*EXERCISE DESCRIPTION*
Please restate the data that follows, leaving every word in place.

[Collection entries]
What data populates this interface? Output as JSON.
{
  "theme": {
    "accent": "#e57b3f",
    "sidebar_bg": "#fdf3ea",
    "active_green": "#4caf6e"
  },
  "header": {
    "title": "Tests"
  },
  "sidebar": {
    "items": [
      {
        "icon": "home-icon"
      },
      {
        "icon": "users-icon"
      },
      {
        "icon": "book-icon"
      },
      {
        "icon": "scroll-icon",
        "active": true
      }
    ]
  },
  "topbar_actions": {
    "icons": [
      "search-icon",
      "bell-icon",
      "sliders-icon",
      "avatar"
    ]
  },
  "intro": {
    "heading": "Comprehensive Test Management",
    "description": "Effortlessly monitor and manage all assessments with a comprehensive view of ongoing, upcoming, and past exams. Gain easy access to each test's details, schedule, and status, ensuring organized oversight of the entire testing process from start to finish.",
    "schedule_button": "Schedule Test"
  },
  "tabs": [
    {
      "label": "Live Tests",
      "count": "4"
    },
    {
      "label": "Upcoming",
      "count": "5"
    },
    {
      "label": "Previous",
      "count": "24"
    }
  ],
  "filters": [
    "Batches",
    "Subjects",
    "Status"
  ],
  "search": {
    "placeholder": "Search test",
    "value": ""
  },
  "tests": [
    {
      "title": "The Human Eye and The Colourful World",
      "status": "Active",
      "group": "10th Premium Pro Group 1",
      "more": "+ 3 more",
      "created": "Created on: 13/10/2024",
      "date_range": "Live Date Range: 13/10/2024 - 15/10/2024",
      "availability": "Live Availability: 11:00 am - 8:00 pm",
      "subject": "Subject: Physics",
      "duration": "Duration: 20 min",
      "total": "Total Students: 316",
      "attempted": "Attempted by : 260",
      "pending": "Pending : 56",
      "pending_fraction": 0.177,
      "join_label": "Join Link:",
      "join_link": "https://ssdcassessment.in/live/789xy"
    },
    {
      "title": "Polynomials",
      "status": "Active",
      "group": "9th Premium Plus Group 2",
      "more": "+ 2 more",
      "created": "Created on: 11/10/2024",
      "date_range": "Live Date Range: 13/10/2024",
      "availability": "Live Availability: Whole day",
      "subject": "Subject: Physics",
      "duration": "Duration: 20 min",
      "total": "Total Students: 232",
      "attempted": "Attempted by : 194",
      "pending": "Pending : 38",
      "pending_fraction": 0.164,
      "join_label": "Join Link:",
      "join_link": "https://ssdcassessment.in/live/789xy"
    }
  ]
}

*RESPONSE TO THE EXERCISE*
What data populates this interface? Output as JSON.
{
  "theme": {
    "accent": "#e57b3f",
    "sidebar_bg": "#fdf3ea",
    "active_green": "#4caf6e"
  },
  "header": {
    "title": "Tests"
  },
  "sidebar": {
    "items": [
      {
        "icon": "home-icon"
      },
      {
        "icon": "users-icon"
      },
      {
        "icon": "book-icon"
      },
      {
        "icon": "scroll-icon",
        "active": true
      }
    ]
  },
  "topbar_actions": {
    "icons": [
      "search-icon",
      "bell-icon",
      "sliders-icon",
      "avatar"
    ]
  },
  "intro": {
    "heading": "Comprehensive Test Management",
    "description": "Effortlessly monitor and manage all assessments with a comprehensive view of ongoing, upcoming, and past exams. Gain easy access to each test's details, schedule, and status, ensuring organized oversight of the entire testing process from start to finish.",
    "schedule_button": "Schedule Test"
  },
  "tabs": [
    {
      "label": "Live Tests",
      "count": "4"
    },
    {
      "label": "Upcoming",
      "count": "5"
    },
    {
      "label": "Previous",
      "count": "24"
    }
  ],
  "filters": [
    "Batches",
    "Subjects",
    "Status"
  ],
  "search": {
    "placeholder": "Search test",
    "value": ""
  },
  "tests": [
    {
      "title": "The Human Eye and The Colourful World",
      "status": "Active",
      "group": "10th Premium Pro Group 1",
      "more": "+ 3 more",
      "created": "Created on: 13/10/2024",
      "date_range": "Live Date Range: 13/10/2024 - 15/10/2024",
      "availability": "Live Availability: 11:00 am - 8:00 pm",
      "subject": "Subject: Physics",
      "duration": "Duration: 20 min",
      "total": "Total Students: 316",
      "attempted": "Attempted by : 260",
      "pending": "Pending : 56",
      "pending_fraction": 0.177,
      "join_label": "Join Link:",
      "join_link": "https://ssdcassessment.in/live/789xy"
    },
    {
      "title": "Polynomials",
      "status": "Active",
      "group": "9th Premium Plus Group 2",
      "more": "+ 2 more",
      "created": "Created on: 11/10/2024",
      "date_range": "Live Date Range: 13/10/2024",
      "availability": "Live Availability: Whole day",
      "subject": "Subject: Physics",
      "duration": "Duration: 20 min",
      "total": "Total Students: 232",
      "attempted": "Attempted by : 194",
      "pending": "Pending : 38",
      "pending_fraction": 0.164,
      "join_label": "Join Link:",
      "join_link": "https://ssdcassessment.in/live/789xy"
    }
  ]
}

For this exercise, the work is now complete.